– With the goal of boosting job opportunities, workforce development and economic growth in the southwestern portion of the Commonwealth, Rep. Abby Major (R-Armstrong/Butler/Indiana) brought local businesses together to testify before the House Majority Policy Committee on Thursday.
“Our discussion centered around what is being done to help our economy thrive and what still needs to be done to ensure our continued growth,” said Major. “If we are to turn this ship around and create an atmosphere where job opportunities are abundant and the economy is healthy, we need to rid ourselves of the policies that hinder job creation and instead facilitate job growth.”
Held at the Inn at Lenape Heights in Ford City, the testifiers included:
Kurt Lipniskis, general manager at the Inn at Lenape Heights.
Ryan Bloser, owner of Ryan’s Creek House.
Scott McDowell, president and chief financial officer at BelleFlex Technologies.
Andy Bradigan, secretary/treasurer at Bradigan’s Inc.
Ryan Sprankle, owner of Sprankle’s Neighborhood Markets.
Recurring themes of testimony offered during the hearing were the need for additional employees and better partnerships between businesses and educational institutions to ensure people are trained for the types of available jobs. Additionally, the need for fairer tax policies was discussed. Federal, state and local taxes all have had an impact on corporate growth and, therefore, growth of the state.
Lipniskis noted that his business is making a positive recovery since the pandemic, but more must be done. “The cost of goods has in many cases doubled,” he said. “The restaurant and banquet industry operated on very small margins. Most privately owned businesses cannot survive with their costs going up 10% to 30 % and at the same time not having the ability to increase prices to cover the difference.
Other testifiers, such as Bloser, added that businesses and people need to be free of barriers of entry from government and be able to engage and create markets. “Competition is extremely beneficial to capitalism, driving innovation, research and investment, and helping to enhance and develop new markets,” he said. “Pennsylvania creates barriers in two lenses – regulation and taxes. In addition, the state needs to focus on programs that encourage marketable skills, education and the development of business.”
“We must bolster our small businesses, the prime generator of jobs in our region and the Commonwealth,” said Major. “It is in our best interest to keep the economy healthy by creating an encouraging environment for businesses. State government must reform the way it operates to make it easier for businesses to expand and hire employees by lowering tax rates, giving tax incentives and providing grants, loans and disbursements.
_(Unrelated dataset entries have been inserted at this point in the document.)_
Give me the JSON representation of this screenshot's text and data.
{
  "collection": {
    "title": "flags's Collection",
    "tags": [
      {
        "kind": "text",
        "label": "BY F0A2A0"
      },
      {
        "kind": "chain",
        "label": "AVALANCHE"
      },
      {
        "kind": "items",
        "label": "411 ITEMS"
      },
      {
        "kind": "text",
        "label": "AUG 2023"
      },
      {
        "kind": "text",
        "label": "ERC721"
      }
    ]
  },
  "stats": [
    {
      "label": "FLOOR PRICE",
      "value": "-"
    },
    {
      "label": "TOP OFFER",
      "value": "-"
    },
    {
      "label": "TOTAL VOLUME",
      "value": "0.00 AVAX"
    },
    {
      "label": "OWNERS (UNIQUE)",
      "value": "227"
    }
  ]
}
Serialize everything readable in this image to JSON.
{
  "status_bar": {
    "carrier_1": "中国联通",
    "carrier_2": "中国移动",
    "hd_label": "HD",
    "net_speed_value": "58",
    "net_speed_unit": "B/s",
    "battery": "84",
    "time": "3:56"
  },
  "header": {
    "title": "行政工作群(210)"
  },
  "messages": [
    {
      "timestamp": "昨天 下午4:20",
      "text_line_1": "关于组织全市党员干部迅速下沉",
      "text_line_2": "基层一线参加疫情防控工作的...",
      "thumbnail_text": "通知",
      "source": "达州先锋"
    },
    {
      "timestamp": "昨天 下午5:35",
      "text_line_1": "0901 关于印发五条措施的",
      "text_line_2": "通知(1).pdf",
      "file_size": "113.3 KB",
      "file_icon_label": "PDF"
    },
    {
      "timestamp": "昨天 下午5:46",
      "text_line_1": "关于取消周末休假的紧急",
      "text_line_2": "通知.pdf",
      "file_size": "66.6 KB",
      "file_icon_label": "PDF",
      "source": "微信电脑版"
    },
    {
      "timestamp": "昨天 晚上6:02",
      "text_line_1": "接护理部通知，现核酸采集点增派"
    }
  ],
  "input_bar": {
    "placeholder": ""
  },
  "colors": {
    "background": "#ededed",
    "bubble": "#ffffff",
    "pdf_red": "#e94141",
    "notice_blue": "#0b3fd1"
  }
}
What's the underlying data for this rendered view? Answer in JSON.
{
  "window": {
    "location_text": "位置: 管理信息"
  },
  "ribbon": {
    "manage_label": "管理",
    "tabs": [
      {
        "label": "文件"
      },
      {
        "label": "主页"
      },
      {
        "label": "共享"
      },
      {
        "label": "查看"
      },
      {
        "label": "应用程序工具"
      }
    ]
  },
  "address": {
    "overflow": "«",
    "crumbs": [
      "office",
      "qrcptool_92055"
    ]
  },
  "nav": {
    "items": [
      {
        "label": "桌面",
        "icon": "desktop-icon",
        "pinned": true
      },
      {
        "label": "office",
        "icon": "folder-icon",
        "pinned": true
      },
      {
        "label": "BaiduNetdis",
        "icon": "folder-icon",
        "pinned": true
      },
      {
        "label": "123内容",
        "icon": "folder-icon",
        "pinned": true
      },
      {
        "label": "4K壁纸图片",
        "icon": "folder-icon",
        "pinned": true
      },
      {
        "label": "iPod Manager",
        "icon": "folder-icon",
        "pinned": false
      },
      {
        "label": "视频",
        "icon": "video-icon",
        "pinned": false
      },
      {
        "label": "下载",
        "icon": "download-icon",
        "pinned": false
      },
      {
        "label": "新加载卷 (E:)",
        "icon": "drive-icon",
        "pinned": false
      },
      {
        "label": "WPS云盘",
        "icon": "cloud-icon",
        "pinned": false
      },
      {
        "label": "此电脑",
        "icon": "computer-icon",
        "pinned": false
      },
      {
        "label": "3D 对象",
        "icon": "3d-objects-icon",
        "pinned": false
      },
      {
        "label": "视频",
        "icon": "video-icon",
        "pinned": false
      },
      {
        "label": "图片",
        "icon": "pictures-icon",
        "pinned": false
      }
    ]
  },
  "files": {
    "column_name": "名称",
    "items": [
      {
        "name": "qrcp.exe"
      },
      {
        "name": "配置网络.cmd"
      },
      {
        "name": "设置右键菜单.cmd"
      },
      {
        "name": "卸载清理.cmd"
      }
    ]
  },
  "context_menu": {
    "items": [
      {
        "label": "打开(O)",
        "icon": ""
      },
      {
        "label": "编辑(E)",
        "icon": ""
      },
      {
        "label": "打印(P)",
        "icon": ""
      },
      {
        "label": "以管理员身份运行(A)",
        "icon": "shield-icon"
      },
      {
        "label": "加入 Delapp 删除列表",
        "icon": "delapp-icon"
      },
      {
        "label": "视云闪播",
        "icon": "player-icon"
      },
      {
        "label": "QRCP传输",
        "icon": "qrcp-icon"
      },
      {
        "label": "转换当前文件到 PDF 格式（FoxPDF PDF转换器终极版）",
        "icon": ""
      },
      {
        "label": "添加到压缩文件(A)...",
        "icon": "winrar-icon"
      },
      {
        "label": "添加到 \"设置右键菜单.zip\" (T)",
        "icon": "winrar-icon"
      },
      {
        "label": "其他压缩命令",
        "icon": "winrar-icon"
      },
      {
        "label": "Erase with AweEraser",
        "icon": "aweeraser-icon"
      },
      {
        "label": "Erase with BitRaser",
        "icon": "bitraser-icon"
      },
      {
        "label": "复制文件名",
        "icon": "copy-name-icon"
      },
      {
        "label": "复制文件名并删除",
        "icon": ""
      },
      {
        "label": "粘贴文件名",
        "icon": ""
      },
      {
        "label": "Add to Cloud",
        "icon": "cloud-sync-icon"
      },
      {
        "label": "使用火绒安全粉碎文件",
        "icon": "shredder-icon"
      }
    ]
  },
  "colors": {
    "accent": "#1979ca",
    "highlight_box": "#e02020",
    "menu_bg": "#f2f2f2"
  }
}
The purpose of this hearing is to find out what these successful entrepreneurs need from us.”
“I want to thank Rep. Major for hosting the Policy Committee in Armstrong County and giving us the opportunity to speak with local employers about the issues that matter most to them,” said House Majority Policy Committee Chairman Martin Causer (R-Cameron/McKean/Potter). “We are not fully out of the woods yet; however, businesses in southwestern Pennsylvania are making a nice recovery after the pandemic. We need to help facilitate new businesses, new industries, new jobs and new skills that will propel us into the future.”
The 60th Legislative District includes Bethel, Boggs, Burrell, Cadogan, East Franklin, Gilpin, Kiskiminetas, Kittanning, Manor, North Buffalo, Rayburn, South Bend, South Buffalo, Valley and West Franklin townships and the boroughs of Applewold, Ford City, Ford Cliff, Freeport, Kittanning, Manorville, North Apollo, West Kittanning and Worthington in Armstrong County; Buffalo and Winfield townships in Butler County and Blacklick, Conemaugh and Young townships in Indiana County.